Given the need for physical access to the bootloader, the most likely exposure is when untrusted users can access a machine, e.g. bad actors in classified computing scenarios or computers in public spaces operating in unattended kiosk mode. To ensure that sophisticated attackers cannot reinstall old versions of grub2, software and hardware vendors are working together. SUSE Linux Enterprise provides unprecedented reliability, stability and security to the enterprise, and we are committed to keeping our customers’ and partners’ systems up to date and ready to handle everyday business challenges.”
Debian told customers that since Debian 10 (buster) was the first release to include support for Secure Boot, older versions of the operating system may not receive updates. For Debian 10 (buster), developers have already released updated GRUB2, linux, shim, fwupdate and fwupd packages.
Oracle has also published an advisory with the steps customers need to take to obtain and install relevant updates. Oracle says BootHole impacts Oracle Linux, Oracle Solaris, and other operating systems running on Oracle x86 servers.

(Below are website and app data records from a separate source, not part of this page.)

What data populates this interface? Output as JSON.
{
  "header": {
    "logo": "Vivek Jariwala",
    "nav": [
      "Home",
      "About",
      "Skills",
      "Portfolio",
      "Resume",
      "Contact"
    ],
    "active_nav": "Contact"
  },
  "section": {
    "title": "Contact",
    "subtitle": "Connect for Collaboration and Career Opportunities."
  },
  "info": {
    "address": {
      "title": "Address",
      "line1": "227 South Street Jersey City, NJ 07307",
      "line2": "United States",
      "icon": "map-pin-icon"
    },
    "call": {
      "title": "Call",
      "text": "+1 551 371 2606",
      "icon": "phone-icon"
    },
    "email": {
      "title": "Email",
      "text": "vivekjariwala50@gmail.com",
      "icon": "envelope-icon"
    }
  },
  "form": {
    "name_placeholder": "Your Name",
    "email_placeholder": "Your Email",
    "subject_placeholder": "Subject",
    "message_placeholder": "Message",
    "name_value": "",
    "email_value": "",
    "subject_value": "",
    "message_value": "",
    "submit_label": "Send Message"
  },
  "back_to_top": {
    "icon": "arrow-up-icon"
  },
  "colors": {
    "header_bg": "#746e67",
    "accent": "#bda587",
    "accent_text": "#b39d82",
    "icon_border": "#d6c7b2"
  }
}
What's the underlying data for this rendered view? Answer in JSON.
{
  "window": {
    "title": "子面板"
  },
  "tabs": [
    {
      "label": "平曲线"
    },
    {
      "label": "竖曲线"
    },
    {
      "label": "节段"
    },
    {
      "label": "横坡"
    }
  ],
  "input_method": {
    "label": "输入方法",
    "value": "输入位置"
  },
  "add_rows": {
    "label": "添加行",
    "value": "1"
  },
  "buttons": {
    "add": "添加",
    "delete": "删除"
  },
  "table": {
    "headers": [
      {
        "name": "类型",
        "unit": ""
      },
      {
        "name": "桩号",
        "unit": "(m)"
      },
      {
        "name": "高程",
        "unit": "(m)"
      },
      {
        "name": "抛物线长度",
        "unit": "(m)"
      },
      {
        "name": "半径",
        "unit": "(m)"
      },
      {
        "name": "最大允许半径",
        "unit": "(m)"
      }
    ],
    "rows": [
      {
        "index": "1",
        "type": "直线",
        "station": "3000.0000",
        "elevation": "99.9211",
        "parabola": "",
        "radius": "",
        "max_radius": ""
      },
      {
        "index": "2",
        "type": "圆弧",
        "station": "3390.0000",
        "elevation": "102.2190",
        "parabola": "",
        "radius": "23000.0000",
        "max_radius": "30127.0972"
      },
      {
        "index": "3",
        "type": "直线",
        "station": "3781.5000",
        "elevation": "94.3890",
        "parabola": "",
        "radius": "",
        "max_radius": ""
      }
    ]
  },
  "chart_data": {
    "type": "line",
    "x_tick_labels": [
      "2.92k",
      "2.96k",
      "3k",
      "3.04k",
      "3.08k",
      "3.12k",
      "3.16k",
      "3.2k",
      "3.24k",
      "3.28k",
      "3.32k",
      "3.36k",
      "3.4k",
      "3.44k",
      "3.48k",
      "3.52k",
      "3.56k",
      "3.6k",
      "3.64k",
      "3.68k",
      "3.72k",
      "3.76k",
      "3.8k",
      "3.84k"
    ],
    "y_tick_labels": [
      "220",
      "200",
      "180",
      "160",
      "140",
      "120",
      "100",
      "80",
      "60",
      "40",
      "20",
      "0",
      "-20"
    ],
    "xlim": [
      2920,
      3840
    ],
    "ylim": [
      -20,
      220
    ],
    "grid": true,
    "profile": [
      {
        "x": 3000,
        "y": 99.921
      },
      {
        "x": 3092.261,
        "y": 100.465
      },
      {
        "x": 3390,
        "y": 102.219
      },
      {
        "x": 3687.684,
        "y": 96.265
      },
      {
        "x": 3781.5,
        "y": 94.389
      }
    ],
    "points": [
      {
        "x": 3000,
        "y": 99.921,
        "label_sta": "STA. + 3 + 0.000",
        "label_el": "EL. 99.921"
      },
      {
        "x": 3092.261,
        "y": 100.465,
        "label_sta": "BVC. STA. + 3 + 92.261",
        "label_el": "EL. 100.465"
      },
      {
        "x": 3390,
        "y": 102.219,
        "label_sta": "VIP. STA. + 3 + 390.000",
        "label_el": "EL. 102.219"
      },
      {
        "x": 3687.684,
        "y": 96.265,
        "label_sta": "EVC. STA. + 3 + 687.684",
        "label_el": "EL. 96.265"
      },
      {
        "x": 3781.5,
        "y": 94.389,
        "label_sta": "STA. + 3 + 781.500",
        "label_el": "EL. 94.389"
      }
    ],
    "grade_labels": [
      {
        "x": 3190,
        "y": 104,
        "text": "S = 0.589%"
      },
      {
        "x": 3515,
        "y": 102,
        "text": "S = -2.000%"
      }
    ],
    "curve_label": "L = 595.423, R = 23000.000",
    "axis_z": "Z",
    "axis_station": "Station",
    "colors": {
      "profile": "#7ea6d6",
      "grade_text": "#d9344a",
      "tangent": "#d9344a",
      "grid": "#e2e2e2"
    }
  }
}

VMware says CVE-2020-10713 affects Photon OS when configured with Secure Boot, as well as virtual machines running impacted operating systems. The company is working on an update for Photon OS.
The virtualization giant pointed out that exploitation of BootHole inside a VM cannot allow an attacker to compromise the host, but noted that available patches will need to be deployed on both guest and host machines.
HP says it will be providing a SoftPaq to allow users to update the DBX database. The company has shared a long list of business notebook PCs, business desktop PCs, workstations, retail point-of-sale products, Thin Client devices, home notebook PCs, and home desktop PCs impacted by the vulnerability.
*updated on 07/31/2020 with link to Oracle advisory